I’m not sure how “special” my work process is. Typically before I go out to shoot, I think about what it is I want to capture or create. I’ll look out my window and observe the sky, the clouds, the weather. Then I go… Sometimes I’ll go out without any plan whatsoever, but still… I just go!
I’ll arrive at a location, hopefully with preconceived ideas of what I want to shoot. There are many occasions when, before or after I capture what I set out to do in the first place, I perform a simple task of turning around in the opposite direction. Sometimes you can get even more amazing shots this way. It’s not unusual for me to take 100 images on one of these ventures. And I always shoot in RAW format.
When I get home, I import all of the images to Lightroom. I’ll delete those that don’t quite cut it, then organize the rest. I’ll select one or two and start my “developing” process by moving a few sliders around, removing those pesky dust spots, cropping if necessary, straightening the horizon, etc… If there are several similar images, then I’ll batch process them using a preset I’ll create from the first image.
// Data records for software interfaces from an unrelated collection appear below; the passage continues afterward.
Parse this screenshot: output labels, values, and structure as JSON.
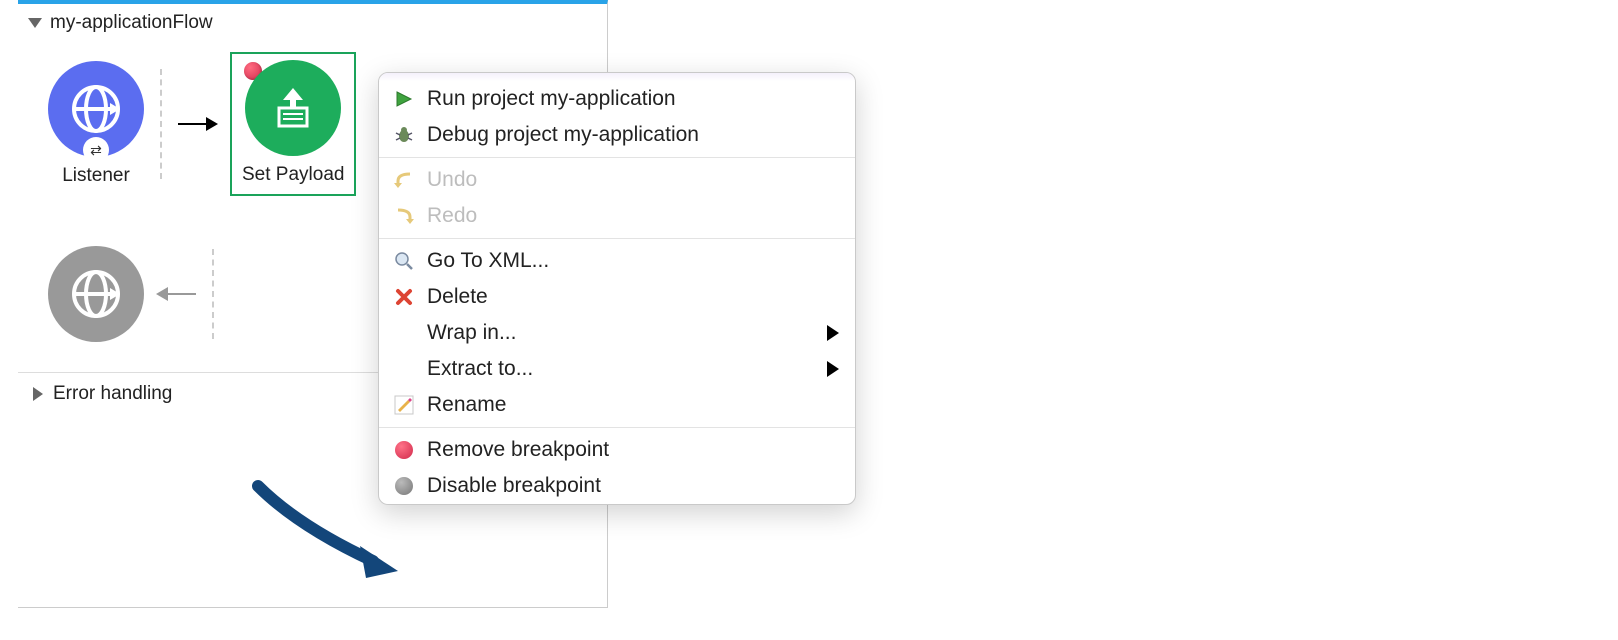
{
  "flow": {
    "title": "my-applicationFlow",
    "listener_label": "Listener",
    "set_payload_label": "Set Payload",
    "error_section": "Error handling"
  },
  "menu": {
    "run": "Run project my-application",
    "debug": "Debug project my-application",
    "undo": "Undo",
    "redo": "Redo",
    "goto_xml": "Go To XML...",
    "delete": "Delete",
    "wrap_in": "Wrap in...",
    "extract_to": "Extract to...",
    "rename": "Rename",
    "remove_bp": "Remove breakpoint",
    "disable_bp": "Disable breakpoint"
  }
}
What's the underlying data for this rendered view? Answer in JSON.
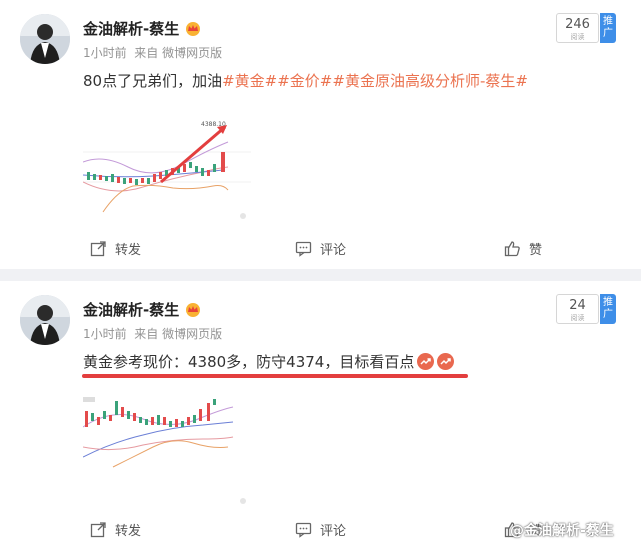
{
  "posts": [
    {
      "author": "金油解析-蔡生",
      "time": "1小时前",
      "source_prefix": "来自",
      "source": "微博网页版",
      "read_count": "246",
      "read_label": "阅读",
      "push_label": "推广",
      "text_plain": "80点了兄弟们，加油",
      "tags": [
        "#黄金#",
        "#金价#",
        "#黄金原油高级分析师-蔡生#"
      ],
      "chart_label": "4388.10",
      "repost": "转发",
      "comment": "评论",
      "like": "赞"
    },
    {
      "author": "金油解析-蔡生",
      "time": "1小时前",
      "source_prefix": "来自",
      "source": "微博网页版",
      "read_count": "24",
      "read_label": "阅读",
      "push_label": "推广",
      "text_plain": "黄金参考现价：4380多，防守4374，目标看百点",
      "repost": "转发",
      "comment": "评论",
      "like": "赞"
    }
  ],
  "watermark": "@金油解析-蔡生",
  "colors": {
    "tag": "#eb7350",
    "underline": "#e33e3e",
    "push_bg": "#3e8ee8",
    "trend_icon": "#e9684f"
  }
}
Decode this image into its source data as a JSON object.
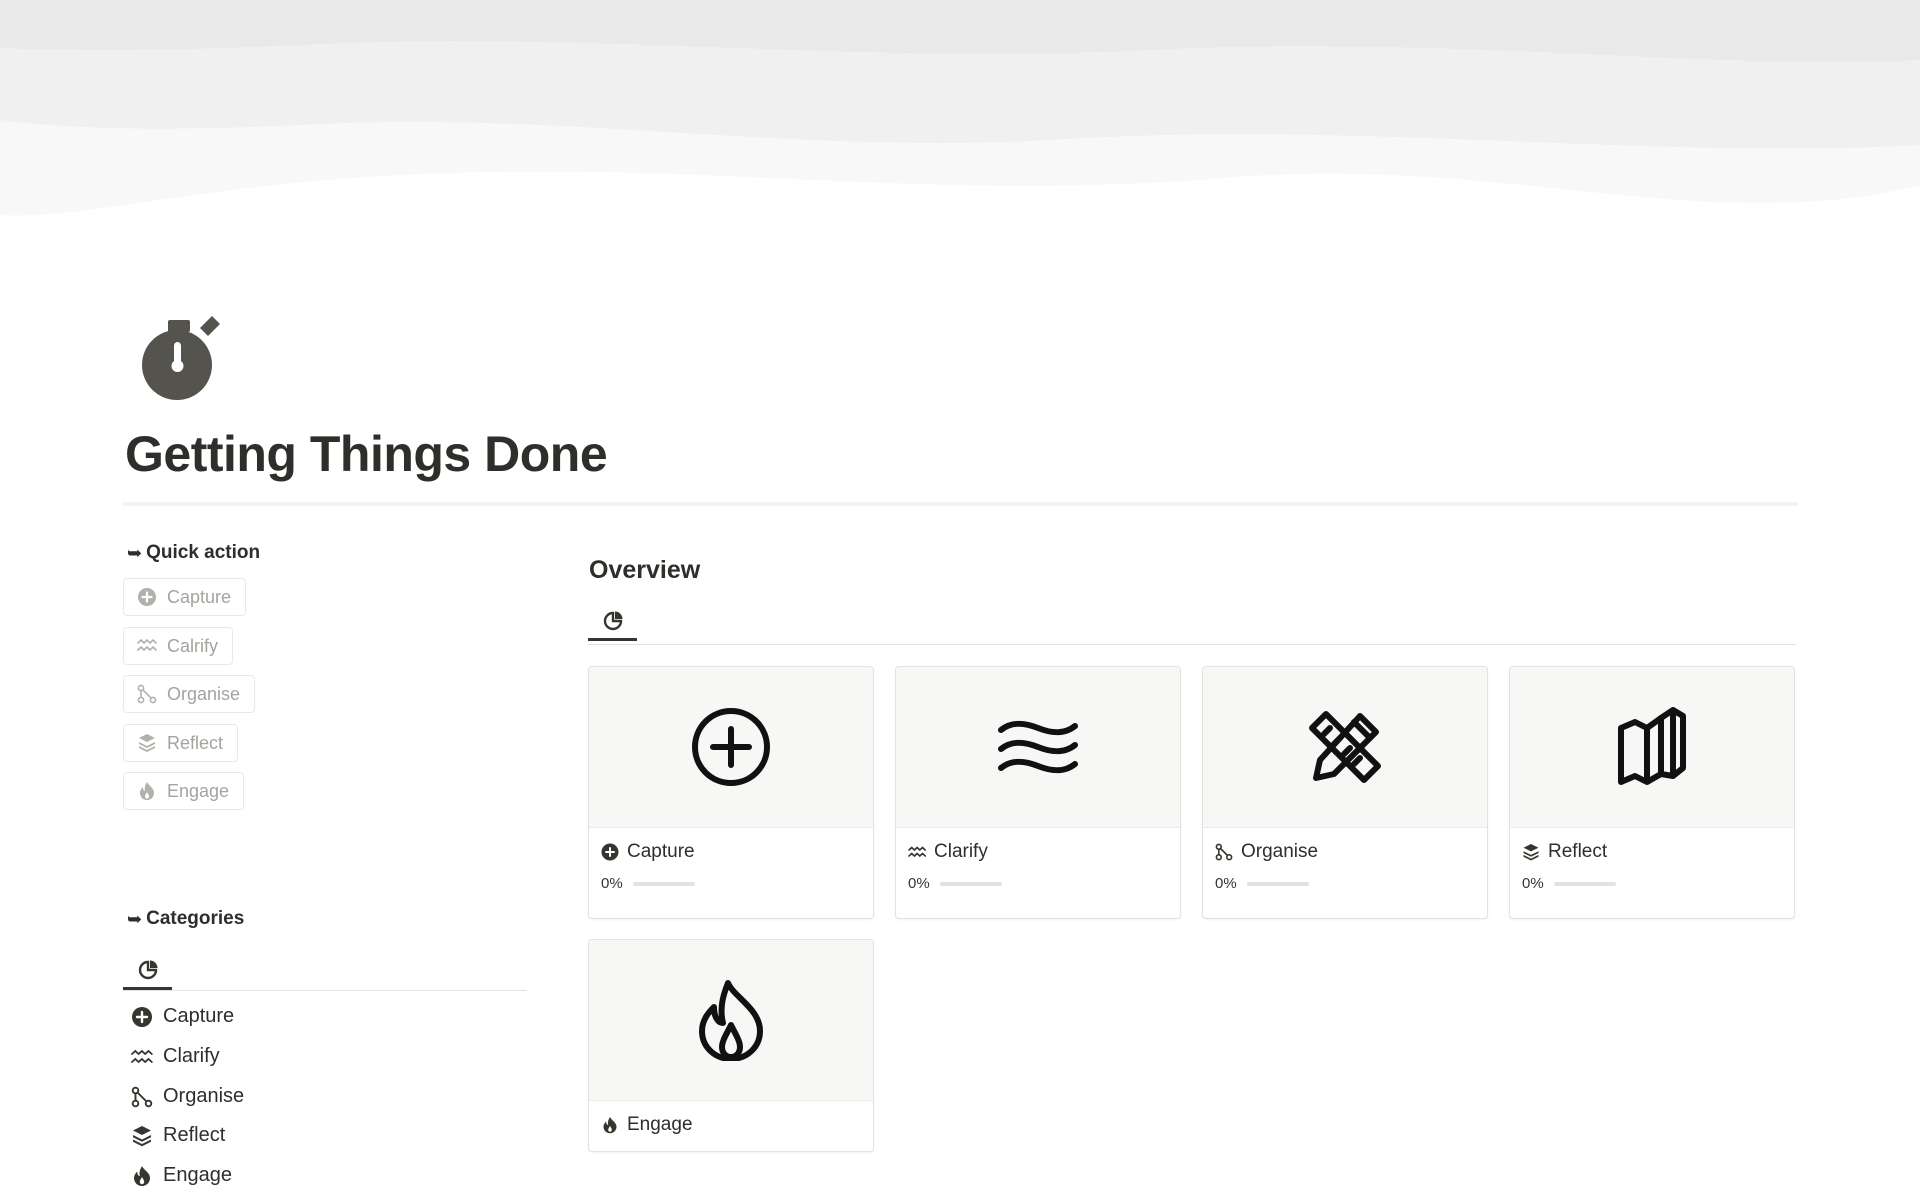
{
  "page": {
    "title": "Getting Things Done",
    "icon": "stopwatch-icon"
  },
  "colors": {
    "text": "#37352f",
    "muted": "#a5a39e",
    "icon_dark": "#55534e",
    "border": "#e3e2e0"
  },
  "quick_action": {
    "heading_arrow": "➥",
    "heading": "Quick action",
    "buttons": [
      {
        "label": "Capture",
        "icon": "plus-circle-icon"
      },
      {
        "label": "Calrify",
        "icon": "waves-icon"
      },
      {
        "label": "Organise",
        "icon": "share-nodes-icon"
      },
      {
        "label": "Reflect",
        "icon": "stack-icon"
      },
      {
        "label": "Engage",
        "icon": "flame-icon"
      }
    ]
  },
  "categories": {
    "heading_arrow": "➥",
    "heading": "Categories",
    "view_tab_icon": "chart-pie-icon",
    "items": [
      {
        "label": "Capture",
        "icon": "plus-circle-icon"
      },
      {
        "label": "Clarify",
        "icon": "waves-icon"
      },
      {
        "label": "Organise",
        "icon": "share-nodes-icon"
      },
      {
        "label": "Reflect",
        "icon": "stack-icon"
      },
      {
        "label": "Engage",
        "icon": "flame-icon"
      }
    ]
  },
  "overview": {
    "title": "Overview",
    "view_tab_icon": "chart-pie-icon",
    "cards": [
      {
        "name": "Capture",
        "icon": "plus-circle-icon",
        "progress_label": "0%",
        "progress": 0
      },
      {
        "name": "Clarify",
        "icon": "waves-icon",
        "progress_label": "0%",
        "progress": 0
      },
      {
        "name": "Organise",
        "icon": "pencil-ruler-icon",
        "progress_label": "0%",
        "progress": 0
      },
      {
        "name": "Reflect",
        "icon": "books-icon",
        "progress_label": "0%",
        "progress": 0
      },
      {
        "name": "Engage",
        "icon": "flame-icon"
      }
    ]
  }
}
This process usually only takes a minute or so per image. And believe me, I don’t process every image. I’ll typically process only those images that I get a good feel for in their RAW form. That number varies based on the number of subjects I capture during the shoot.
I rarely drop a photo into Photoshop unless I want a special effect added, or a blending of images is warranted.”MY” basic philosophy, however, is to keep the image as “natural” as possible. My goal is an attempt to display what I’ve created inside the camera.
Oh, and by the way… I have nothing against other photographers who “photoshop” more than I do. There are some incredible images out there that truly move and inspire me.
I also study! I study how other photographers work. I study how I can improve my own work. I study, then I shoot.
There is definitely a recurring theme of water through Dan’s work. Not all images are water, but it does feature quite a lot. Photos of water are always great. There is a calmness about the water in Dan’s images and I think when you see water like that you almost automatically breath out. Ahhh.
Gear and what he uses was the next question.
Currently, I use a Nikon D300 which is a 12.6MP cropped-sensor DSLR. I have three lenses: a Tamron 17-50mm f2.8, a Nikon 55-300 f4-5.6, and a 25 year old Nikon 50mm f1.8 that I found at a swap meet for $10 (The sharpest lens I own). I also bring along a few filters: Tiffen ND filters including a .6(2 stop), a .9 (3 stop), a 1.2 (4 stop), and a 3.0 (10 stop). I also use a polarizing filter.
I carry a Manfrotto 190XPROB tripod when appropriate for my task. All of which I carry in a Vivitar camera backback.
Software includes Lightroom4 and Photoshop Elements 11.
Like most of us, he does branch out sometimes, and takes photos of other things. Though when I looked at all the images of his that I have used for this post, there aren’t many that don’t have water.
I have started asking where in the world the photographers are. It is a question I find so many people don’t put on their blog and the first thing that people wanting to know about them want to know.
After living in Southern California most of my life, I have now retired from my profession as an accountant and have moved to San Francisco where I currently live. You can usually find me hiking up and down the hills of this incredible world class city. My favorite areas, though, are the beautiful bay and coastline. Oh… and I’m the guy with the old yellow ball cap and carrying a backpack, lol. If you see me, please stop and say hi. :-)
I have some photos of Dan’s to show you now, but first, I would like to thank Dan from Dan Shehan Photography for giving me permission to feature photography from his blog Dan Shehan Photography and his Google+ page. You can also find Dan at his website and on Pinterest. I hope you will all go and show Dan some support as well. Comments are great, but today, I am only going to approve them and will only respond to ones that I ask me something directly. This post is for Dan. Here is the gallery.